INPUT RECORDS Block Start
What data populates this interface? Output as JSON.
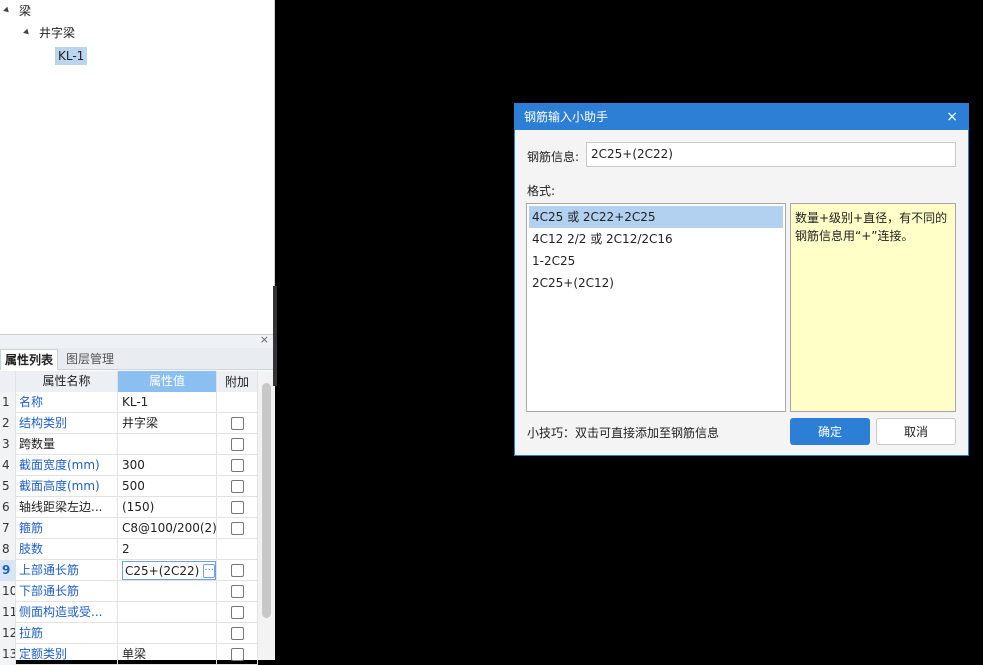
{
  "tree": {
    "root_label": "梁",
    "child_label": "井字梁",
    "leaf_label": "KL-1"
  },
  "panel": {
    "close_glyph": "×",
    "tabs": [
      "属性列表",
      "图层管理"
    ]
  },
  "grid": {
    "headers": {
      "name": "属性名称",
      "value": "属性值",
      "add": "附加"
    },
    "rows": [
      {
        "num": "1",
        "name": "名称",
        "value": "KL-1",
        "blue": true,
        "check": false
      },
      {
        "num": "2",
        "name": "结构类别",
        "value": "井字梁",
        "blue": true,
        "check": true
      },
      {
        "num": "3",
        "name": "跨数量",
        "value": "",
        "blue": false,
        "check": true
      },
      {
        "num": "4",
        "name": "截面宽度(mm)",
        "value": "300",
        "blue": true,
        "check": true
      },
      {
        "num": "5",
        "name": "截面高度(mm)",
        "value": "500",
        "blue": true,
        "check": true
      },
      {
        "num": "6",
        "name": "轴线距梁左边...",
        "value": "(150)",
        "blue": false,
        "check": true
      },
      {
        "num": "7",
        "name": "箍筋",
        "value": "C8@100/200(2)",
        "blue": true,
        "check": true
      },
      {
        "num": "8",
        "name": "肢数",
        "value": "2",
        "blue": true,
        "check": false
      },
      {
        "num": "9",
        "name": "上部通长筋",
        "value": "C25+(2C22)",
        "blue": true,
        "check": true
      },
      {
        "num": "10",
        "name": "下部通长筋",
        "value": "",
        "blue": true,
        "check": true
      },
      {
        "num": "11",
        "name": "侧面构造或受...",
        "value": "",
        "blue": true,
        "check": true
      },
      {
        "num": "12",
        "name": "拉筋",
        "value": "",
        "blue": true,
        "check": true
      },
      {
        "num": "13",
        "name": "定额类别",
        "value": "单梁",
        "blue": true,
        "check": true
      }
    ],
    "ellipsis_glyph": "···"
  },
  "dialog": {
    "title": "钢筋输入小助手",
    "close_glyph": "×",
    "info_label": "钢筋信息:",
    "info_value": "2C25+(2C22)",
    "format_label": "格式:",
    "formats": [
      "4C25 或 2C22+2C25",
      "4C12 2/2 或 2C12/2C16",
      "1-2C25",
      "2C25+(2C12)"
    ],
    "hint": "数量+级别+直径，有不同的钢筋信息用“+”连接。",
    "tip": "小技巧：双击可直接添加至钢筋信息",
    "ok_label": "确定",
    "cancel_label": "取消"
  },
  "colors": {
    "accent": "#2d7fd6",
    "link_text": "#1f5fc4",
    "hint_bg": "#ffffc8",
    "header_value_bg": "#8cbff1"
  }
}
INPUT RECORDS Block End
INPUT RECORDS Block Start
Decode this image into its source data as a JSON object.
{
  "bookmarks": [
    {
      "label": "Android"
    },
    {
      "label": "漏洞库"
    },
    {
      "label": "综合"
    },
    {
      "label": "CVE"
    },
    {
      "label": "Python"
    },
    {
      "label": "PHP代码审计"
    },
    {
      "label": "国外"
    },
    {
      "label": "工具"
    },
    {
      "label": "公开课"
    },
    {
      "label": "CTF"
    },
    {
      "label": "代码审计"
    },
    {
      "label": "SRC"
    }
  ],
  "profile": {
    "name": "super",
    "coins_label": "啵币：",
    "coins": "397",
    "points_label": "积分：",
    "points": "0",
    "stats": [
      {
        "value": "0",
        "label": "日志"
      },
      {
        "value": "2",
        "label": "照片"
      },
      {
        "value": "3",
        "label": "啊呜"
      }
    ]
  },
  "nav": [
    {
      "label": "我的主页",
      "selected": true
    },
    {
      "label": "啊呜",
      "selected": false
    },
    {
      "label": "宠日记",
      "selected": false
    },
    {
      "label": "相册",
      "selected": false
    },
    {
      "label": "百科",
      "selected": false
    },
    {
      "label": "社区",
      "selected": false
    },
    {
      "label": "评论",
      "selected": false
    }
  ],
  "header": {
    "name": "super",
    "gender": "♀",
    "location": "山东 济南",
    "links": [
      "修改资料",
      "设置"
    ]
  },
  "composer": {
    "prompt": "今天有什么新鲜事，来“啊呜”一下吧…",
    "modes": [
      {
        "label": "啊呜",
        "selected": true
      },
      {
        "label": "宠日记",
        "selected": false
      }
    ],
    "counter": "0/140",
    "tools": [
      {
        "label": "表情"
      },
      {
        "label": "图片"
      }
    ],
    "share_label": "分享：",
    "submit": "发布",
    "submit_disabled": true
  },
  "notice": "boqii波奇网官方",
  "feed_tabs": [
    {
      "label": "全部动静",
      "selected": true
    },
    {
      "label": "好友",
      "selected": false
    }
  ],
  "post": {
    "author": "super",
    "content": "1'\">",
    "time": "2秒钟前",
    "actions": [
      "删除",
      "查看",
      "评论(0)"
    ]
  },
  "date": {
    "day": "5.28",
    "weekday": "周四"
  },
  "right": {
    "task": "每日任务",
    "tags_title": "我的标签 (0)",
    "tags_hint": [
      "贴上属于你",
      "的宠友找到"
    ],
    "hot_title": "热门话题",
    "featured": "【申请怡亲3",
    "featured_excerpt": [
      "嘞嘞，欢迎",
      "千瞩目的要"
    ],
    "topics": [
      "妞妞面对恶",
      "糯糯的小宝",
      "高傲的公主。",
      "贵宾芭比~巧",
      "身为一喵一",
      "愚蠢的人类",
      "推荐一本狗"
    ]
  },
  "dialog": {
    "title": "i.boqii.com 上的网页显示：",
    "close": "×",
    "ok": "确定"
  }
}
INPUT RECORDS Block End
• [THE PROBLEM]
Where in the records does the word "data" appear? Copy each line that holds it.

• [EXERCISE RESULT]
What data populates this interface? Output as JSON.
Decode this image into its source data as a JSON object.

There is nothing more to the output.